#### REQUIRED ACTION:
Report back each line of the data that contains the word "sidebar".

[Collected data]

==*==

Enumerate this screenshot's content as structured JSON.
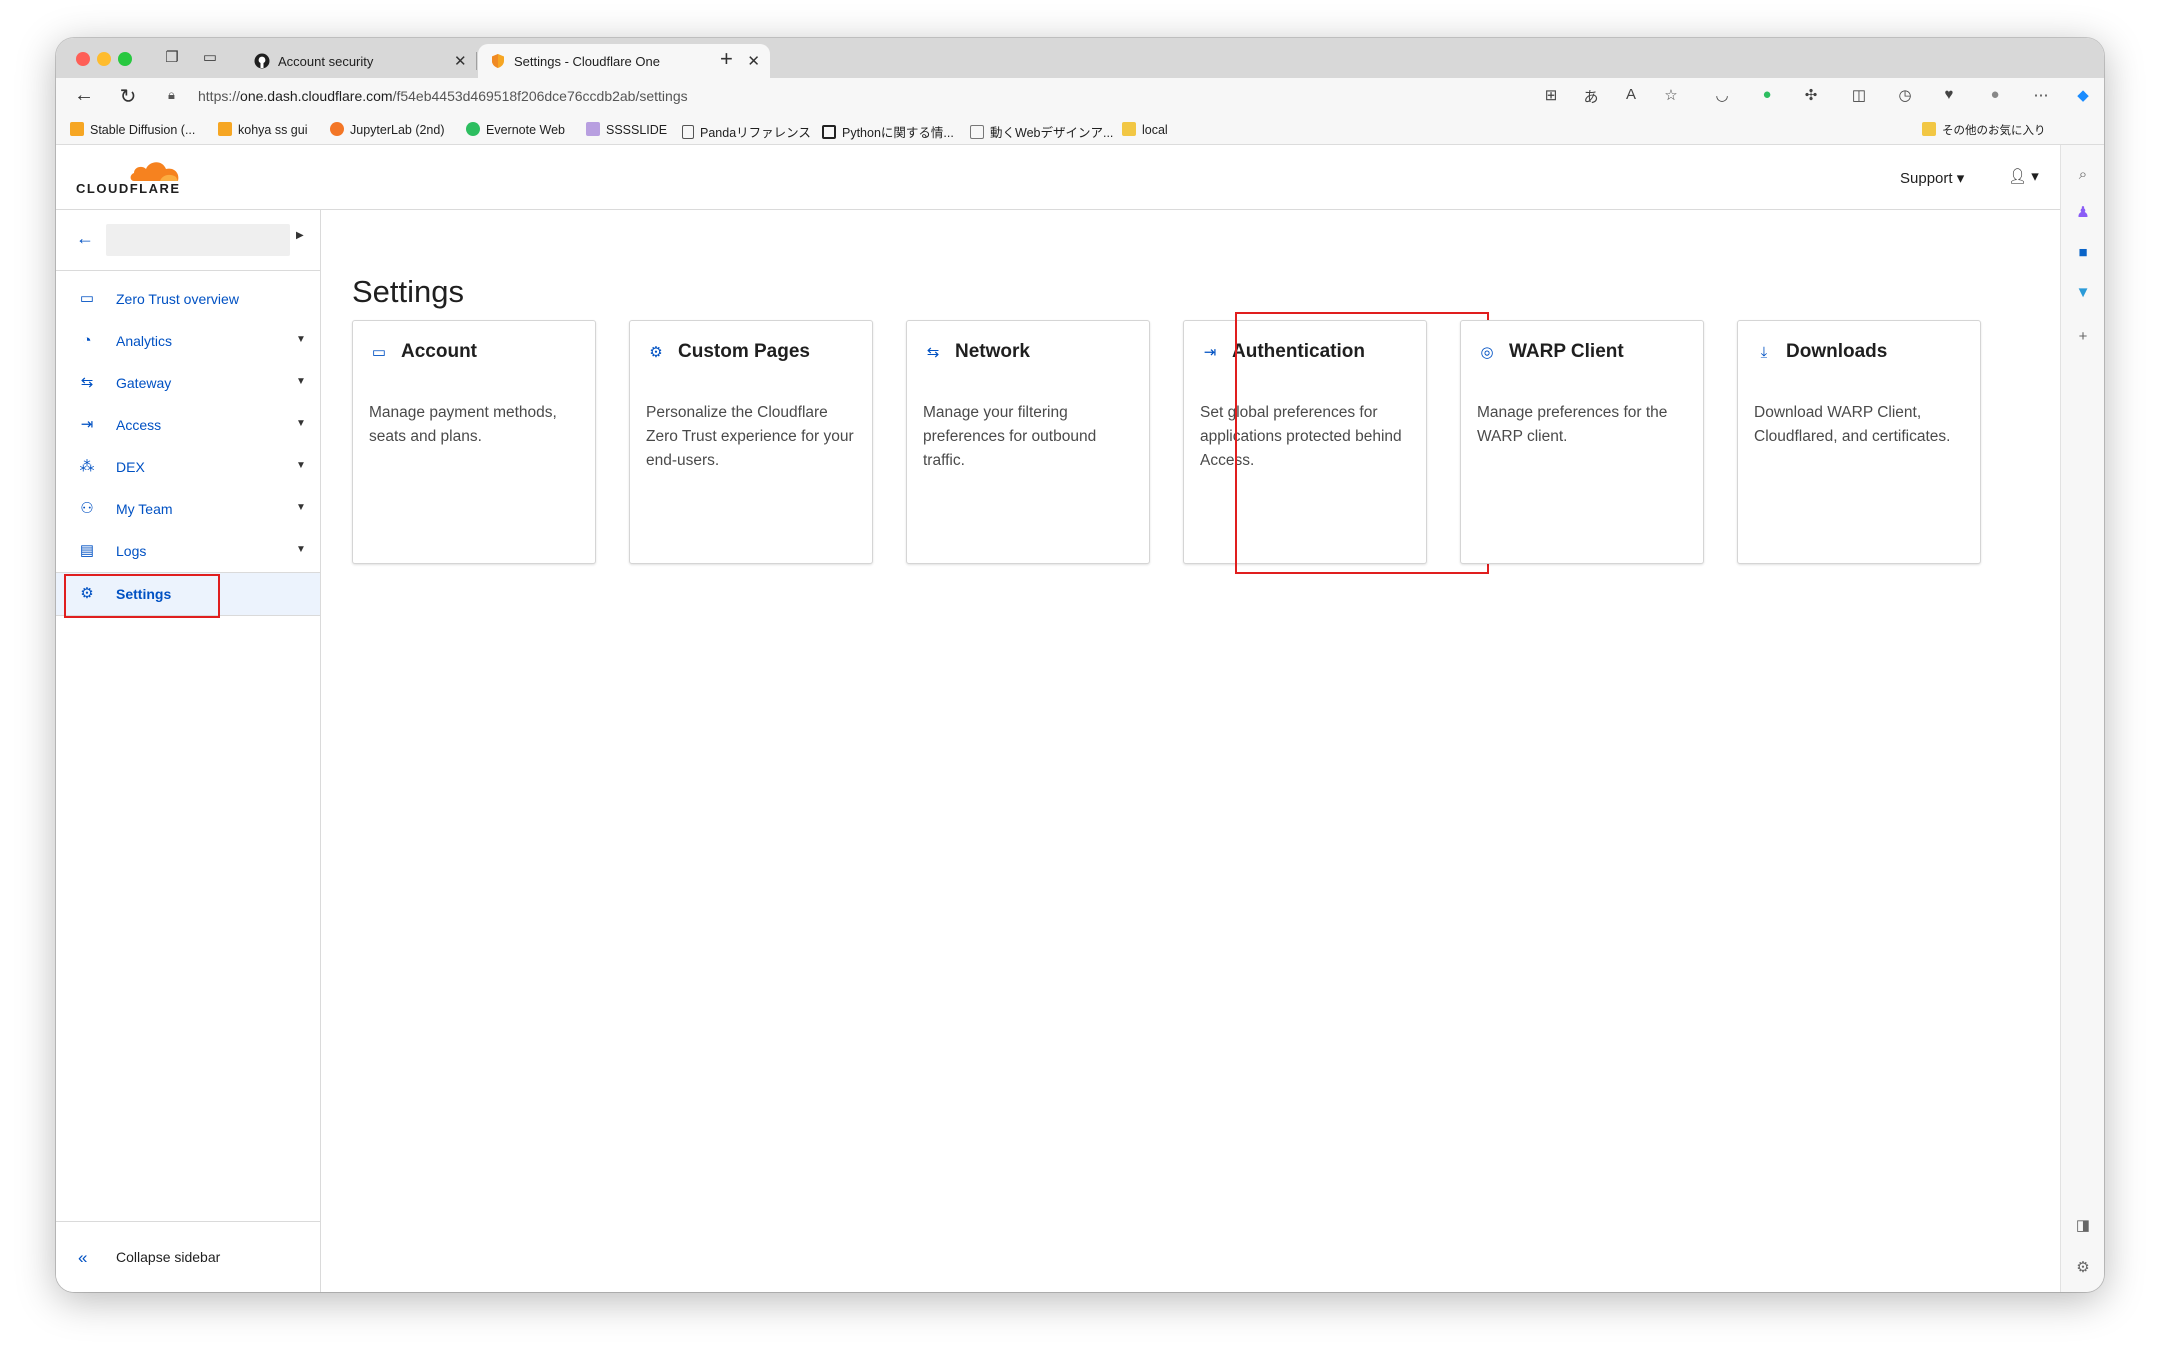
{
  "browser": {
    "tabs": [
      {
        "title": "Account security",
        "active": false
      },
      {
        "title": "Settings - Cloudflare One",
        "active": true
      }
    ],
    "url_prefix": "https://",
    "url_host": "one.dash.cloudflare.com",
    "url_path": "/f54eb4453d469518f206dce76ccdb2ab/settings"
  },
  "bookmarks": [
    {
      "label": "Stable Diffusion (...",
      "color": "#f6a623"
    },
    {
      "label": "kohya ss gui",
      "color": "#f6a623"
    },
    {
      "label": "JupyterLab (2nd)",
      "color": "#f37626"
    },
    {
      "label": "Evernote Web",
      "color": "#2dbe60"
    },
    {
      "label": "SSSSLIDE",
      "color": "#b89fe0"
    },
    {
      "label": "Pandaリファレンス",
      "color": "#888888"
    },
    {
      "label": "Pythonに関する情...",
      "color": "#222222"
    },
    {
      "label": "動くWebデザインア...",
      "color": "#888888"
    },
    {
      "label": "local",
      "color": "#f2c744"
    }
  ],
  "bookmarks_other": "その他のお気に入り",
  "header": {
    "logo_text": "CLOUDFLARE",
    "support_label": "Support"
  },
  "sidebar": {
    "items": [
      {
        "label": "Zero Trust overview",
        "icon": "browser-window-icon",
        "caret": false
      },
      {
        "label": "Analytics",
        "icon": "pie-chart-icon",
        "caret": true
      },
      {
        "label": "Gateway",
        "icon": "gateway-icon",
        "caret": true
      },
      {
        "label": "Access",
        "icon": "access-arrow-icon",
        "caret": true
      },
      {
        "label": "DEX",
        "icon": "dex-network-icon",
        "caret": true
      },
      {
        "label": "My Team",
        "icon": "team-icon",
        "caret": true
      },
      {
        "label": "Logs",
        "icon": "logs-icon",
        "caret": true
      },
      {
        "label": "Settings",
        "icon": "gear-icon",
        "caret": false,
        "active": true
      }
    ],
    "collapse_label": "Collapse sidebar"
  },
  "main": {
    "title": "Settings",
    "cards": [
      {
        "title": "Account",
        "icon": "credit-card-icon",
        "desc": "Manage payment methods, seats and plans."
      },
      {
        "title": "Custom Pages",
        "icon": "gear-icon",
        "desc": "Personalize the Cloudflare Zero Trust experience for your end-users."
      },
      {
        "title": "Network",
        "icon": "network-icon",
        "desc": "Manage your filtering preferences for outbound traffic."
      },
      {
        "title": "Authentication",
        "icon": "login-arrow-icon",
        "desc": "Set global preferences for applications protected behind Access."
      },
      {
        "title": "WARP Client",
        "icon": "warp-icon",
        "desc": "Manage preferences for the WARP client."
      },
      {
        "title": "Downloads",
        "icon": "download-icon",
        "desc": "Download WARP Client, Cloudflared, and certificates."
      }
    ]
  },
  "colors": {
    "accent": "#0051c3",
    "brand_orange": "#f6821f",
    "highlight": "#e01e1e"
  }
}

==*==

#### RESPONSE AREA:
  "sidebar": {
    "collapse_label": "Collapse sidebar"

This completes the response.